> _Task instructions_:
The response should contain all of the data below, reproduced exactly, and no pictures.

> _Supplied material_:

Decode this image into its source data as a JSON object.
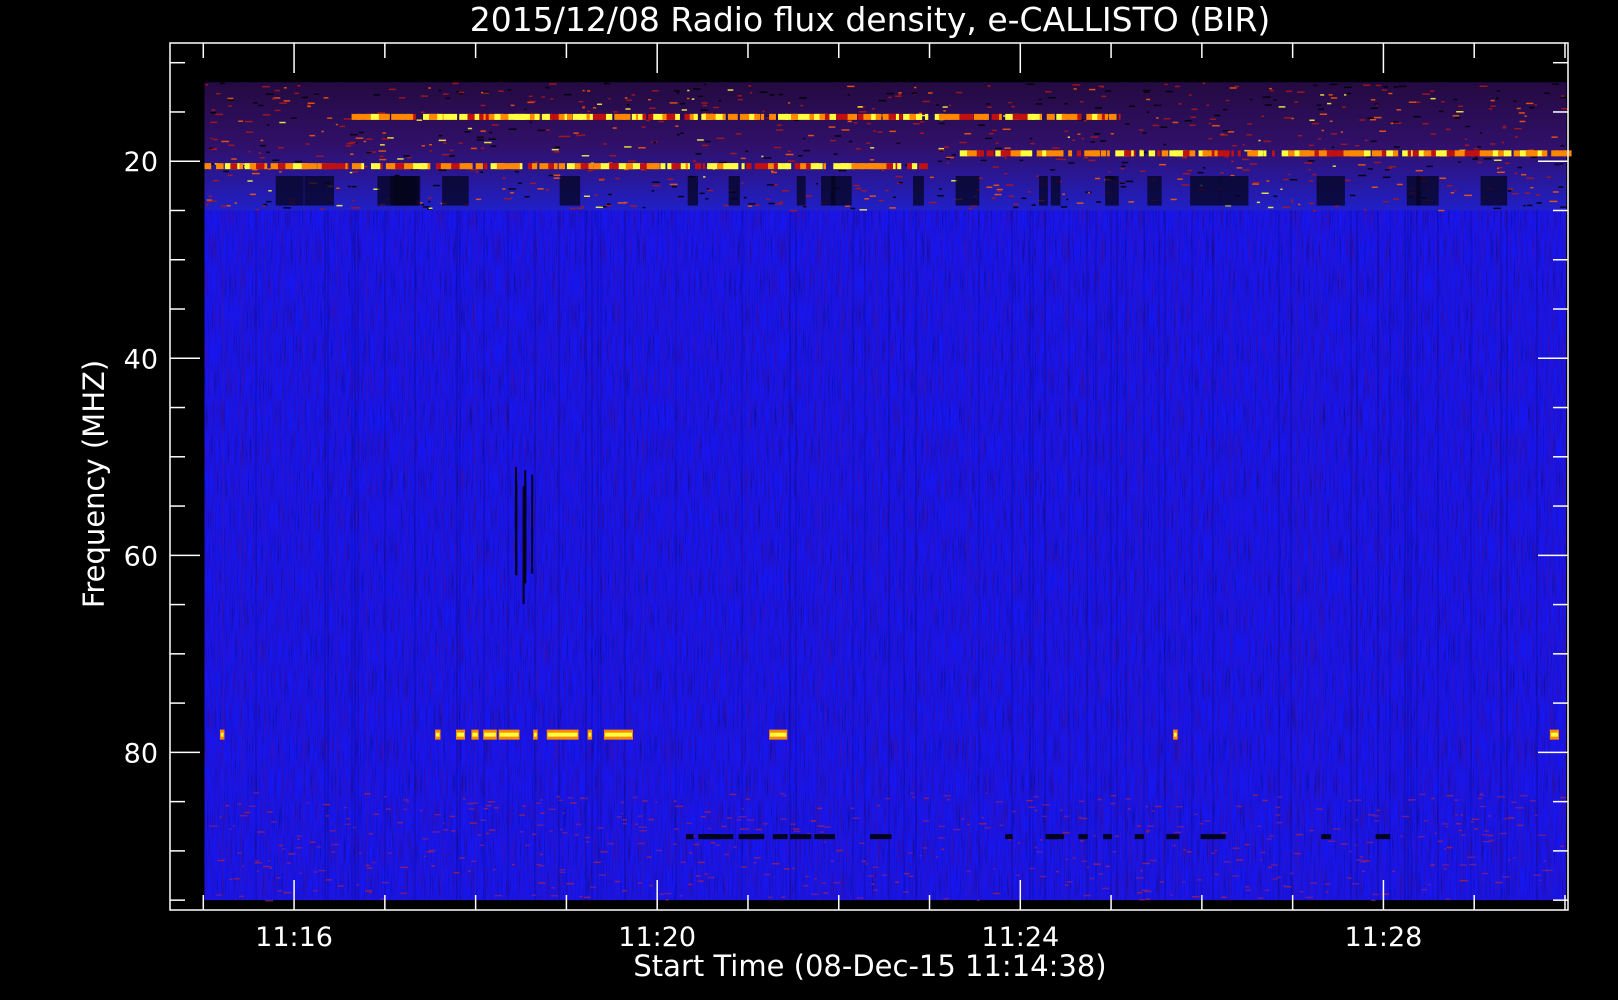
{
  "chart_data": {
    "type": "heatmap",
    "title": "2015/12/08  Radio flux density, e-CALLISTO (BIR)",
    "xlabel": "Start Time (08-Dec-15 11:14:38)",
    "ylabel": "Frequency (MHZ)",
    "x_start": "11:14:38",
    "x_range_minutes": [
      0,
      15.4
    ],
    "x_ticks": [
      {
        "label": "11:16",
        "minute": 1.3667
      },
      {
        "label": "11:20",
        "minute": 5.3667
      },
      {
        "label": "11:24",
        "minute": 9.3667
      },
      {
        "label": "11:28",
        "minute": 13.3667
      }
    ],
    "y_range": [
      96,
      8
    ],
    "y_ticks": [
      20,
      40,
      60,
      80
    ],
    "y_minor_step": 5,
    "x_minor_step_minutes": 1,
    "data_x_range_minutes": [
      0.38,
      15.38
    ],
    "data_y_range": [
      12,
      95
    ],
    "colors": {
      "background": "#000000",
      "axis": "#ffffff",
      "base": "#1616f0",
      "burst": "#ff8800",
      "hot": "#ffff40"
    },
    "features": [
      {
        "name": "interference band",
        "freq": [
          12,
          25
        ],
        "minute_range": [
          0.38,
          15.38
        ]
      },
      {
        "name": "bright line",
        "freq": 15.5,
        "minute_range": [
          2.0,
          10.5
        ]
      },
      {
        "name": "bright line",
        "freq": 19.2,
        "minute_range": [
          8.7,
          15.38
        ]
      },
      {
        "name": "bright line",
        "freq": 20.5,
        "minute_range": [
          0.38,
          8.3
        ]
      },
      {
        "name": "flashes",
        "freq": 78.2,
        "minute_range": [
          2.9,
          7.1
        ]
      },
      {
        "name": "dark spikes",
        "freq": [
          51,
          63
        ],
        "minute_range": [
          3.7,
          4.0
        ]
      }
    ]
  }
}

> _The answer_:
Decode this image into its source data as a JSON object.
{
  "chart_data": {
    "type": "heatmap",
    "title": "2015/12/08  Radio flux density, e-CALLISTO (BIR)",
    "xlabel": "Start Time (08-Dec-15 11:14:38)",
    "ylabel": "Frequency (MHZ)",
    "x_start": "11:14:38",
    "x_range_minutes": [
      0,
      15.4
    ],
    "x_ticks": [
      {
        "label": "11:16",
        "minute": 1.3667
      },
      {
        "label": "11:20",
        "minute": 5.3667
      },
      {
        "label": "11:24",
        "minute": 9.3667
      },
      {
        "label": "11:28",
        "minute": 13.3667
      }
    ],
    "y_range": [
      96,
      8
    ],
    "y_ticks": [
      20,
      40,
      60,
      80
    ],
    "y_minor_step": 5,
    "x_minor_step_minutes": 1,
    "data_x_range_minutes": [
      0.38,
      15.38
    ],
    "data_y_range": [
      12,
      95
    ],
    "colors": {
      "background": "#000000",
      "axis": "#ffffff",
      "base": "#1616f0",
      "burst": "#ff8800",
      "hot": "#ffff40"
    },
    "features": [
      {
        "name": "interference band",
        "freq": [
          12,
          25
        ],
        "minute_range": [
          0.38,
          15.38
        ]
      },
      {
        "name": "bright line",
        "freq": 15.5,
        "minute_range": [
          2.0,
          10.5
        ]
      },
      {
        "name": "bright line",
        "freq": 19.2,
        "minute_range": [
          8.7,
          15.38
        ]
      },
      {
        "name": "bright line",
        "freq": 20.5,
        "minute_range": [
          0.38,
          8.3
        ]
      },
      {
        "name": "flashes",
        "freq": 78.2,
        "minute_range": [
          2.9,
          7.1
        ]
      },
      {
        "name": "dark spikes",
        "freq": [
          51,
          63
        ],
        "minute_range": [
          3.7,
          4.0
        ]
      }
    ]
  }
}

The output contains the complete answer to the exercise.